It was June 2004 when I captured this image of Jeff Gordon’s Chevy at Sears Point Raceway back when Turn 2 was just dirt and dried grass. This event was also the last time I took out my Nikon 400mm F2.8 AF-S II lens as it killed me lugging that beast around.
This image of my Kajukenbo Ohana taken 07.05.08. RIP Kenyon Youngstrom #throwbackthursday #tbt #strobist #kajukenbo
i had the opportunity to shoot an up and coming group called “tha backhand” this morning in san francisco. i’ll admit, it didn’t start off right… today was the same day san francisco was having their st. patrick’s day parade… did i know that?… no, i didn’t. usually exiting off the freeway and onto market street would take 15 minutes tops…. well, it took us almost an hour to get around market street because of all the street closures for the parade.
rymo of tha backhand

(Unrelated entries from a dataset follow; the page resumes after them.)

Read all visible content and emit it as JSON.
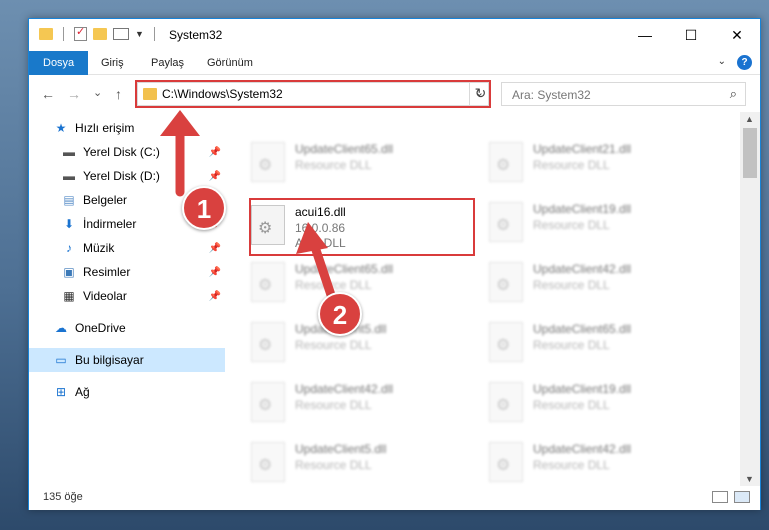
{
  "window": {
    "title": "System32",
    "controls": {
      "minimize": "—",
      "maximize": "☐",
      "close": "✕"
    }
  },
  "ribbon": {
    "tabs": [
      "Dosya",
      "Giriş",
      "Paylaş",
      "Görünüm"
    ],
    "help": "?"
  },
  "navigation": {
    "back": "←",
    "forward": "→",
    "recent": "⌄",
    "up": "↑",
    "address": "C:\\Windows\\System32",
    "search_placeholder": "Ara: System32"
  },
  "sidebar": {
    "items": [
      {
        "label": "Hızlı erişim",
        "icon": "star-icon"
      },
      {
        "label": "Yerel Disk (C:)",
        "icon": "drive-icon",
        "pinned": true
      },
      {
        "label": "Yerel Disk (D:)",
        "icon": "drive-icon",
        "pinned": true
      },
      {
        "label": "Belgeler",
        "icon": "documents-icon",
        "pinned": true
      },
      {
        "label": "İndirmeler",
        "icon": "download-icon",
        "pinned": true
      },
      {
        "label": "Müzik",
        "icon": "music-icon",
        "pinned": true
      },
      {
        "label": "Resimler",
        "icon": "pictures-icon",
        "pinned": true
      },
      {
        "label": "Videolar",
        "icon": "video-icon",
        "pinned": true
      },
      {
        "label": "OneDrive",
        "icon": "cloud-icon"
      },
      {
        "label": "Bu bilgisayar",
        "icon": "computer-icon",
        "selected": true
      },
      {
        "label": "Ağ",
        "icon": "network-icon"
      }
    ]
  },
  "files": {
    "highlighted": {
      "name": "acui16.dll",
      "version": "16.0.0.86",
      "description": "AcUi DLL"
    },
    "left_column": [
      {
        "name": "UpdateClient65.dll",
        "type": "Resource DLL"
      },
      {
        "name": "UpdateClient65.dll",
        "type": "Resource DLL"
      },
      {
        "name": "UpdateClient5.dll",
        "type": "Resource DLL"
      },
      {
        "name": "UpdateClient42.dll",
        "type": "Resource DLL"
      },
      {
        "name": "UpdateClient5.dll",
        "type": "Resource DLL"
      }
    ],
    "right_column": [
      {
        "name": "UpdateClient21.dll",
        "type": "Resource DLL"
      },
      {
        "name": "UpdateClient19.dll",
        "type": "Resource DLL"
      },
      {
        "name": "UpdateClient42.dll",
        "type": "Resource DLL"
      },
      {
        "name": "UpdateClient65.dll",
        "type": "Resource DLL"
      },
      {
        "name": "UpdateClient19.dll",
        "type": "Resource DLL"
      },
      {
        "name": "UpdateClient42.dll",
        "type": "Resource DLL"
      }
    ]
  },
  "status": {
    "item_count": "135 öğe"
  },
  "annotations": {
    "step1": "1",
    "step2": "2",
    "color": "#d9413f"
  }
}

my cousin chris arranged the shoot with tha backhand, he’s been friends with rymo (pictured above) since they were young. i enlisted the help of my friend paul, a fellow photographer. i figured it would be a good opportunity for both of us to work together since we’ve talked about doing that for some time. paul brought some great ideas to the table and it was refreshing to see another photographer’s ideas.
yung clap of tha backhand
after the first location we moved into a house and shot several scenes indoors. this shot was a simple 2 strobe setup. i placed a bare nikon sb800 on a stand at the end of the hallway pointed towards the subject. in front and above was another sb800 with a lumiquest lightbox iii. this was all shot using the nikon cls system, it was post processed in lightroom and photoshop.
we were going for the “death row records” shot here. this is a composite with each image shot separately, i used my fancy black straw grid to get the lighting effect.
tha backhand and me
i had a great time, the members of tha backhand were great guys. i think we may do another shoot in the near future, we were missing one of the members. more info and a sample of tha backhand’s music can be found at: tha backhand myspace page